    Cross comparison
    devrim ulusal, Md | Researcher
    Congrats .great article and good study.
    Did you analyze the cause of acetaminophen usage with the primary end points. If so, is there any link between them besides the drug usage?

    Thanks in advance

    Best Regards

    Dr. Devrim Ulusal
    Epidemiology Of Acetaminophen exposure and Autism
    James Little, MD | Jackson Pediatrics
    I'm just an old general pediatrician who has watched this subject for some time.

    It has seem to me, for a long time, that the marked increase in the frequency of Autism Spectrum Disorders (and ADHD) could more readily be associated with the timing of the change from use of ASA to Acetaminophen with the recognition of the association of Reyes Syndrome with ASA use and the rapid discontinuation of ASA use that followed.

    I think that the hysteria over immunizations and the association of ASD with Measles Vaccine promulgated by Wakefield, and the years of studies undertaken
    to disprove that fable, diverted attention away from a serious look at the safety and epidemiology associated with the rapid and abundant substitution of Acetaminophen for ASA.

    Maybe the time has come to look more closely at the "perceived safety" of Acetaminophen.

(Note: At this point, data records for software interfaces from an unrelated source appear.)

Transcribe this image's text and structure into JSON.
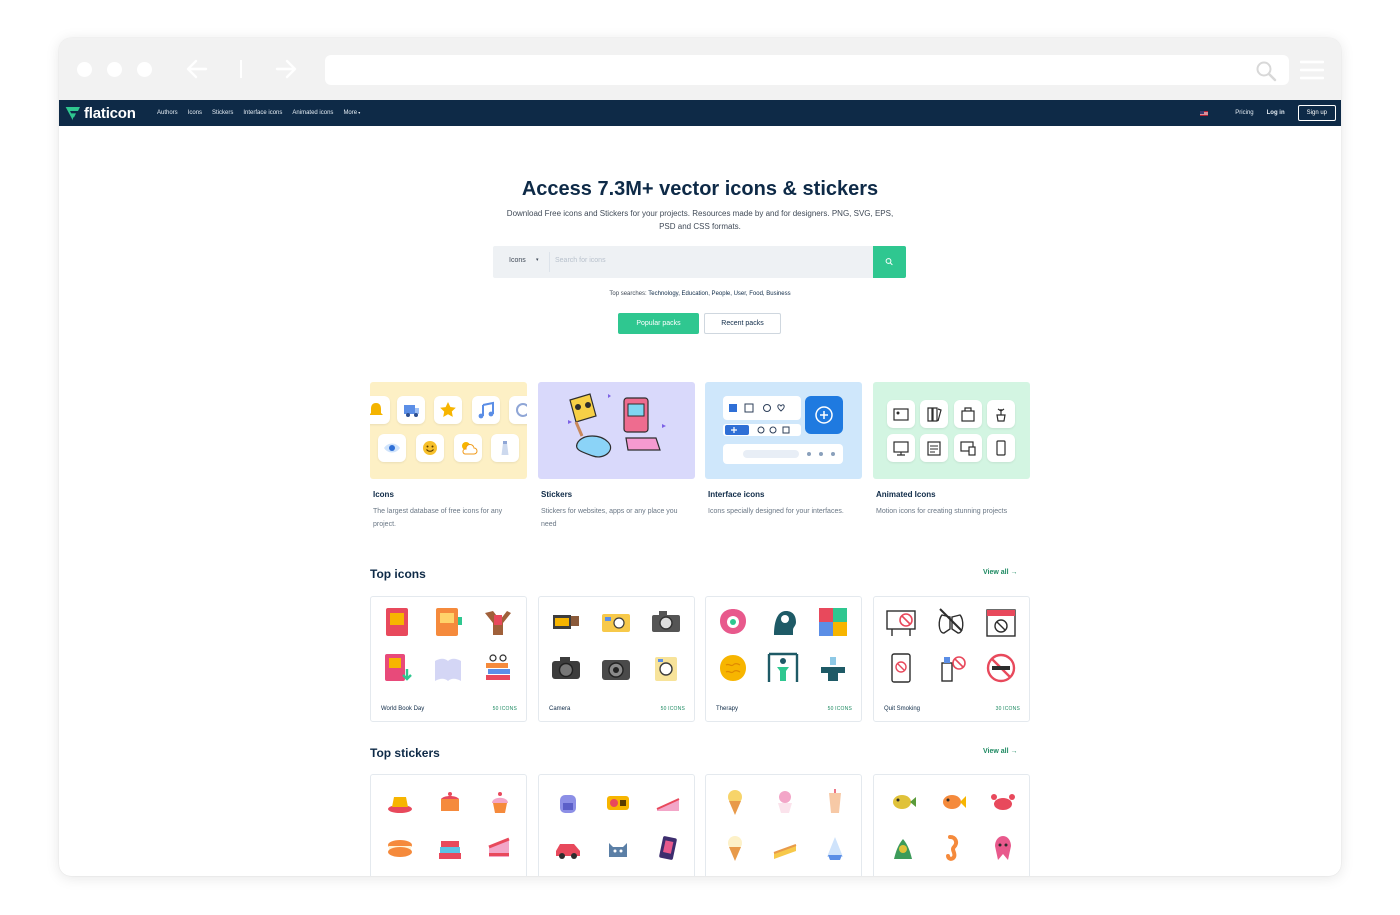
{
  "nav": {
    "logo": "flaticon",
    "links": [
      "Authors",
      "Icons",
      "Stickers",
      "Interface icons",
      "Animated icons",
      "More"
    ],
    "pricing": "Pricing",
    "login": "Log in",
    "signup": "Sign up"
  },
  "hero": {
    "title": "Access 7.3M+ vector icons & stickers",
    "subtitle": "Download Free icons and Stickers for your projects. Resources made by and for designers. PNG, SVG, EPS, PSD and CSS formats.",
    "search_type": "Icons",
    "search_placeholder": "Search for icons",
    "top_searches_label": "Top searches:",
    "top_searches": "Technology, Education, People, User, Food, Business",
    "btn_popular": "Popular packs",
    "btn_recent": "Recent packs"
  },
  "categories": [
    {
      "title": "Icons",
      "desc": "The largest database of free icons for any project."
    },
    {
      "title": "Stickers",
      "desc": "Stickers for websites, apps or any place you need"
    },
    {
      "title": "Interface icons",
      "desc": "Icons specially designed for your interfaces."
    },
    {
      "title": "Animated Icons",
      "desc": "Motion icons for creating stunning projects"
    }
  ],
  "top_icons": {
    "title": "Top icons",
    "view_all": "View all",
    "packs": [
      {
        "name": "World Book Day",
        "count": "50 ICONS"
      },
      {
        "name": "Camera",
        "count": "50 ICONS"
      },
      {
        "name": "Therapy",
        "count": "50 ICONS"
      },
      {
        "name": "Quit Smoking",
        "count": "30 ICONS"
      }
    ]
  },
  "top_stickers": {
    "title": "Top stickers",
    "view_all": "View all"
  },
  "colors": {
    "navy": "#0e2a47",
    "green": "#2fc790",
    "link_green": "#1e8a62"
  }
}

    James Little Sr MD FAAP
    Jackson Pediatrics
    Jackson, WY